Egyptian President Anwar Sadat's more moderate Arab foes have, in recent weeks, been warming to the idea of rapprochement with the "traitor" of Camp David, in hopes of forging a united Arab peace policy for whoever wins the White House in November.
The new peace plank, as diplomats in Beirut describe it, would shelve the Camp David vision of limited Palestinian self-rule, probably in favor of "mutual recognition" of an Israeli and a Palestinian state. That jibes nicely with a plan adopted by Washington's West European allies at a Venice summit in June.
The Israeli Parliament's July 30 reassertion that the disputed holy city of Jerusalem is the "united . . . capital of Israel" was seen here as a calculated slap at the Arab world. It was also a slap at President Sadat.

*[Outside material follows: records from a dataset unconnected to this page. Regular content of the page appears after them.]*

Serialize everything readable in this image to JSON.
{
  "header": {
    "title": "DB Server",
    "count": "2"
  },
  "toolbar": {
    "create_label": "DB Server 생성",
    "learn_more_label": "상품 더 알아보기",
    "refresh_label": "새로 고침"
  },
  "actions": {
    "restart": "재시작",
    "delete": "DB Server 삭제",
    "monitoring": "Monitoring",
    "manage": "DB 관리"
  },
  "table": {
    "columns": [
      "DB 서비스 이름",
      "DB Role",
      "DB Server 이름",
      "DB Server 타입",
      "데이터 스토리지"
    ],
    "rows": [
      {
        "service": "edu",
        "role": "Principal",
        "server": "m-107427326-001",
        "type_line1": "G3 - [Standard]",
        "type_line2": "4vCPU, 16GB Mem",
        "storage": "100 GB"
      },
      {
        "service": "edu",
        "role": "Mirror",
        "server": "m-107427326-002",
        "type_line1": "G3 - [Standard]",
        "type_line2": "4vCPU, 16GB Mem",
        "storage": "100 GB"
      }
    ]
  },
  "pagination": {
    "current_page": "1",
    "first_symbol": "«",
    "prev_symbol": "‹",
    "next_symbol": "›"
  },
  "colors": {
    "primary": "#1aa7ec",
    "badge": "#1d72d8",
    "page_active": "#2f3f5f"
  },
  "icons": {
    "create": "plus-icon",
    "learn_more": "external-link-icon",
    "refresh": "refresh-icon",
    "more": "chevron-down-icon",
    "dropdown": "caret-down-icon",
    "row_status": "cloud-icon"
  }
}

"In that sense," the diplomat added, "the latest Israeli move could have a silver lining, in that it could conceivably help bring Sadat back to the Arab fold."
Neither this nor other Arab diplomats think rapprochement is around the corner, even should Egypt go so far as to suspend the Palestinian autonomy talks over the Jerusalem issue.
President Sadat, as seen by onetime Arab allies, remains too proud and too entangled in the Camp David peace process to change course swiftly. He is also deemed unlikely to abandon the current talks until he is 100 percent sure they can lead nowhere, an assessment that may well have to wait until after the US presidential election.
Hard-liners in the Arab world, particularly Syria and the more extremist of the Palestinians, also remain opposed to any reconciliation.
But should Mr. Sadat finally abandon his current negotiating approach, and if both Yasser Arafat and Washington signal willingness to take a fresh look at their policies, the prospects for "Arab unity" might be much greater.
Key Arab moderates have been getting ready for this just in case.
As Israeli parliamentarians were putting the final touches on their Jerusalem bill, Morocco's King Hassan sent a July 26 note to Mr. Sadat uring him to "stand firm" on the issue.
That, said a monarch who joined a nearly unanimous Arab break with Egypt after Mr. Sadat's treaty with Israel, would "make it possible for all of us to re-embrace Egypt, its people, and its President." Saudi Arabia reportedly supported the Moroccan move.
Jordan's King Hussein, meanwhile, was quoted as telling reporters after talks in France July 28, that the issue of Arab recognition for Israel would be "unavoidable" if the Jewish state gave back the Arab lands captured in the 1967 Middle East war.